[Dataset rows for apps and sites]
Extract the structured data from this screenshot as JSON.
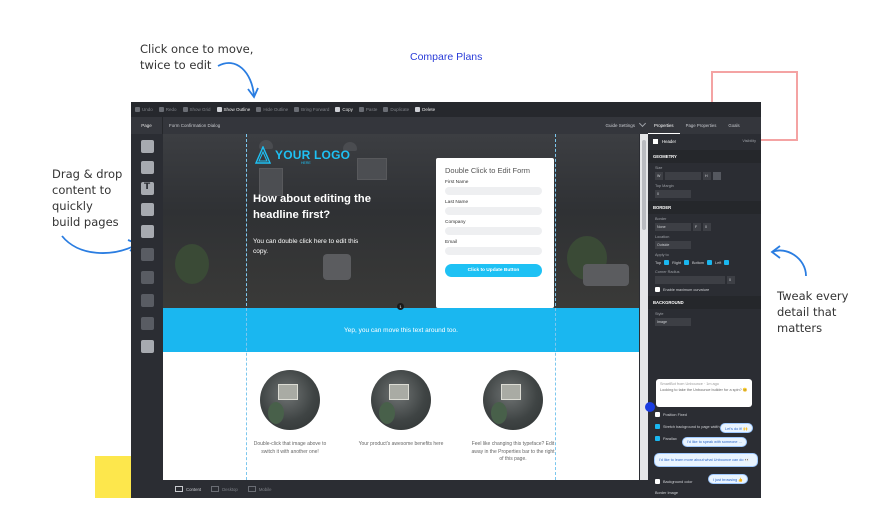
{
  "annotations": {
    "move": [
      "Click once to move,",
      "twice to edit"
    ],
    "drag": [
      "Drag & drop",
      "content to",
      "quickly",
      "build pages"
    ],
    "tweak": [
      "Tweak every",
      "detail that",
      "matters"
    ],
    "compare_link": "Compare Plans"
  },
  "toolbar": {
    "items": [
      "Undo",
      "Redo",
      "Show Grid",
      "Show Outline",
      "Hide Outline",
      "Bring Forward",
      "Copy",
      "Paste",
      "Duplicate",
      "Delete"
    ]
  },
  "subbar": {
    "page_tab": "Page",
    "page_name": "Form Confirmation Dialog",
    "guide": "Guide Settings"
  },
  "left_tools": [
    "section-icon",
    "box-icon",
    "text-icon",
    "image-icon",
    "button-icon",
    "form-icon",
    "list-icon",
    "video-icon",
    "code-icon",
    "social-icon"
  ],
  "hero": {
    "logo_text": "YOUR LOGO",
    "logo_sub": "HERE",
    "headline": "How about editing the headline first?",
    "subcopy": "You can double click here to edit this copy."
  },
  "form": {
    "title": "Double Click to Edit Form",
    "fields": [
      "First Name",
      "Last Name",
      "Company",
      "Email"
    ],
    "button": "Click to Update Button"
  },
  "band": {
    "text": "Yep, you can move this text around too.",
    "marker": "1"
  },
  "features": [
    {
      "caption": "Double-click that image above to switch it with another one!"
    },
    {
      "caption": "Your product's awesome benefits here"
    },
    {
      "caption": "Feel like changing this typeface? Edit away in the Properties bar to the right of this page."
    }
  ],
  "bottombar": [
    "Content",
    "Desktop",
    "Mobile"
  ],
  "panel": {
    "tabs": [
      "Properties",
      "Page Properties",
      "Goals"
    ],
    "element": "Header",
    "visibility": "Visibility",
    "sections": {
      "geometry": "GEOMETRY",
      "size": "Size",
      "size_w": "W",
      "size_h": "H",
      "top_margin": "Top Margin",
      "top_margin_val": "0",
      "border": "BORDER",
      "border_lbl": "Border",
      "border_style": "None",
      "border_px": "0",
      "border_color": "F",
      "location": "Location",
      "location_val": "Outside",
      "apply_to": "Apply to",
      "apply_items": [
        "Top",
        "Right",
        "Bottom",
        "Left"
      ],
      "corner_radius": "Corner Radius",
      "corner_val": "0",
      "enable_radius": "Enable maximum curvature",
      "background": "BACKGROUND",
      "style": "Style",
      "style_val": "Image"
    },
    "chat": {
      "head": "SmartBot from Unbounce · 1m ago",
      "body": "Looking to take the Unbounce builder for a spin? 😊",
      "bubbles": [
        "Let's do it! 🙌",
        "I'd like to speak with someone ...",
        "I'd like to learn more about what Unbounce can do 👀",
        "I just browsing 👍"
      ]
    },
    "checks": [
      "Position Fixed",
      "Stretch background to page width",
      "Parallax"
    ],
    "footer_items": [
      "Background color",
      "Border Image"
    ]
  }
}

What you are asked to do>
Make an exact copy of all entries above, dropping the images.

Answer to this exercise>
Extract the structured data from this screenshot as JSON.
{
  "annotations": {
    "move": [
      "Click once to move,",
      "twice to edit"
    ],
    "drag": [
      "Drag & drop",
      "content to",
      "quickly",
      "build pages"
    ],
    "tweak": [
      "Tweak every",
      "detail that",
      "matters"
    ],
    "compare_link": "Compare Plans"
  },
  "toolbar": {
    "items": [
      "Undo",
      "Redo",
      "Show Grid",
      "Show Outline",
      "Hide Outline",
      "Bring Forward",
      "Copy",
      "Paste",
      "Duplicate",
      "Delete"
    ]
  },
  "subbar": {
    "page_tab": "Page",
    "page_name": "Form Confirmation Dialog",
    "guide": "Guide Settings"
  },
  "left_tools": [
    "section-icon",
    "box-icon",
    "text-icon",
    "image-icon",
    "button-icon",
    "form-icon",
    "list-icon",
    "video-icon",
    "code-icon",
    "social-icon"
  ],
  "hero": {
    "logo_text": "YOUR LOGO",
    "logo_sub": "HERE",
    "headline": "How about editing the headline first?",
    "subcopy": "You can double click here to edit this copy."
  },
  "form": {
    "title": "Double Click to Edit Form",
    "fields": [
      "First Name",
      "Last Name",
      "Company",
      "Email"
    ],
    "button": "Click to Update Button"
  },
  "band": {
    "text": "Yep, you can move this text around too.",
    "marker": "1"
  },
  "features": [
    {
      "caption": "Double-click that image above to switch it with another one!"
    },
    {
      "caption": "Your product's awesome benefits here"
    },
    {
      "caption": "Feel like changing this typeface? Edit away in the Properties bar to the right of this page."
    }
  ],
  "bottombar": [
    "Content",
    "Desktop",
    "Mobile"
  ],
  "panel": {
    "tabs": [
      "Properties",
      "Page Properties",
      "Goals"
    ],
    "element": "Header",
    "visibility": "Visibility",
    "sections": {
      "geometry": "GEOMETRY",
      "size": "Size",
      "size_w": "W",
      "size_h": "H",
      "top_margin": "Top Margin",
      "top_margin_val": "0",
      "border": "BORDER",
      "border_lbl": "Border",
      "border_style": "None",
      "border_px": "0",
      "border_color": "F",
      "location": "Location",
      "location_val": "Outside",
      "apply_to": "Apply to",
      "apply_items": [
        "Top",
        "Right",
        "Bottom",
        "Left"
      ],
      "corner_radius": "Corner Radius",
      "corner_val": "0",
      "enable_radius": "Enable maximum curvature",
      "background": "BACKGROUND",
      "style": "Style",
      "style_val": "Image"
    },
    "chat": {
      "head": "SmartBot from Unbounce · 1m ago",
      "body": "Looking to take the Unbounce builder for a spin? 😊",
      "bubbles": [
        "Let's do it! 🙌",
        "I'd like to speak with someone ...",
        "I'd like to learn more about what Unbounce can do 👀",
        "I just browsing 👍"
      ]
    },
    "checks": [
      "Position Fixed",
      "Stretch background to page width",
      "Parallax"
    ],
    "footer_items": [
      "Background color",
      "Border Image"
    ]
  }
}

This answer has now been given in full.